- _What to produce_: Every entry below should be printed exactly, without its images.

- _Supplied material_:
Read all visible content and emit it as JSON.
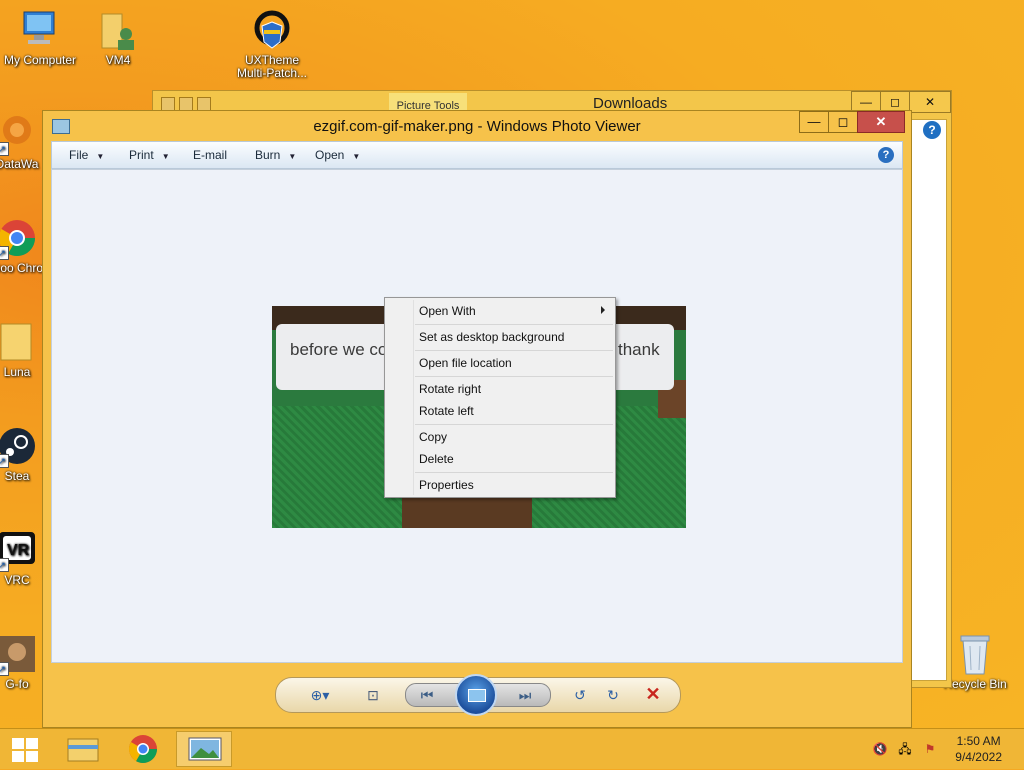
{
  "desktop": {
    "icons": [
      {
        "label": "My Computer",
        "kind": "computer-icon"
      },
      {
        "label": "VM4",
        "kind": "user-folder-icon"
      },
      {
        "label": "UXTheme Multi-Patch...",
        "kind": "uxtheme-icon"
      },
      {
        "label": "DataWa",
        "kind": "datawarrior-icon"
      },
      {
        "label": "Goo Chro",
        "kind": "chrome-icon"
      },
      {
        "label": "Luna",
        "kind": "folder-icon"
      },
      {
        "label": "Stea",
        "kind": "steam-icon"
      },
      {
        "label": "VRC",
        "kind": "vrchat-icon"
      },
      {
        "label": "G-fo",
        "kind": "app-icon"
      },
      {
        "label": "Recycle Bin",
        "kind": "recycle-bin-icon"
      }
    ]
  },
  "explorer": {
    "contextual_tab": "Picture Tools",
    "title": "Downloads",
    "controls": {
      "minimize": "—",
      "maximize": "◻",
      "close": "✕"
    }
  },
  "viewer": {
    "title": "ezgif.com-gif-maker.png - Windows Photo Viewer",
    "controls": {
      "minimize": "—",
      "maximize": "◻",
      "close": "✕"
    },
    "menu": {
      "file": "File",
      "print": "Print",
      "email": "E-mail",
      "burn": "Burn",
      "open": "Open",
      "help": "?"
    },
    "image_text": {
      "left": "before we co",
      "right": "thank"
    }
  },
  "context_menu": {
    "items": [
      {
        "label": "Open With",
        "has_submenu": true
      },
      {
        "label": "Set as desktop background"
      },
      {
        "label": "Open file location"
      },
      {
        "label": "Rotate right"
      },
      {
        "label": "Rotate left"
      },
      {
        "label": "Copy"
      },
      {
        "label": "Delete"
      },
      {
        "label": "Properties"
      }
    ]
  },
  "controlbar": {
    "icons": [
      "zoom-icon",
      "actual-size-icon",
      "previous-icon",
      "slideshow-icon",
      "next-icon",
      "rotate-left-icon",
      "rotate-right-icon",
      "delete-icon"
    ]
  },
  "taskbar": {
    "items": [
      "file-explorer-icon",
      "chrome-icon",
      "photo-viewer-icon"
    ],
    "clock": {
      "time": "1:50 AM",
      "date": "9/4/2022"
    }
  }
}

- _Solution_:
Read all visible content and emit it as JSON.
{
  "desktop": {
    "icons": [
      {
        "label": "My Computer",
        "kind": "computer-icon"
      },
      {
        "label": "VM4",
        "kind": "user-folder-icon"
      },
      {
        "label": "UXTheme Multi-Patch...",
        "kind": "uxtheme-icon"
      },
      {
        "label": "DataWa",
        "kind": "datawarrior-icon"
      },
      {
        "label": "Goo Chro",
        "kind": "chrome-icon"
      },
      {
        "label": "Luna",
        "kind": "folder-icon"
      },
      {
        "label": "Stea",
        "kind": "steam-icon"
      },
      {
        "label": "VRC",
        "kind": "vrchat-icon"
      },
      {
        "label": "G-fo",
        "kind": "app-icon"
      },
      {
        "label": "Recycle Bin",
        "kind": "recycle-bin-icon"
      }
    ]
  },
  "explorer": {
    "contextual_tab": "Picture Tools",
    "title": "Downloads",
    "controls": {
      "minimize": "—",
      "maximize": "◻",
      "close": "✕"
    }
  },
  "viewer": {
    "title": "ezgif.com-gif-maker.png - Windows Photo Viewer",
    "controls": {
      "minimize": "—",
      "maximize": "◻",
      "close": "✕"
    },
    "menu": {
      "file": "File",
      "print": "Print",
      "email": "E-mail",
      "burn": "Burn",
      "open": "Open",
      "help": "?"
    },
    "image_text": {
      "left": "before we co",
      "right": "thank"
    }
  },
  "context_menu": {
    "items": [
      {
        "label": "Open With",
        "has_submenu": true
      },
      {
        "label": "Set as desktop background"
      },
      {
        "label": "Open file location"
      },
      {
        "label": "Rotate right"
      },
      {
        "label": "Rotate left"
      },
      {
        "label": "Copy"
      },
      {
        "label": "Delete"
      },
      {
        "label": "Properties"
      }
    ]
  },
  "controlbar": {
    "icons": [
      "zoom-icon",
      "actual-size-icon",
      "previous-icon",
      "slideshow-icon",
      "next-icon",
      "rotate-left-icon",
      "rotate-right-icon",
      "delete-icon"
    ]
  },
  "taskbar": {
    "items": [
      "file-explorer-icon",
      "chrome-icon",
      "photo-viewer-icon"
    ],
    "clock": {
      "time": "1:50 AM",
      "date": "9/4/2022"
    }
  }
}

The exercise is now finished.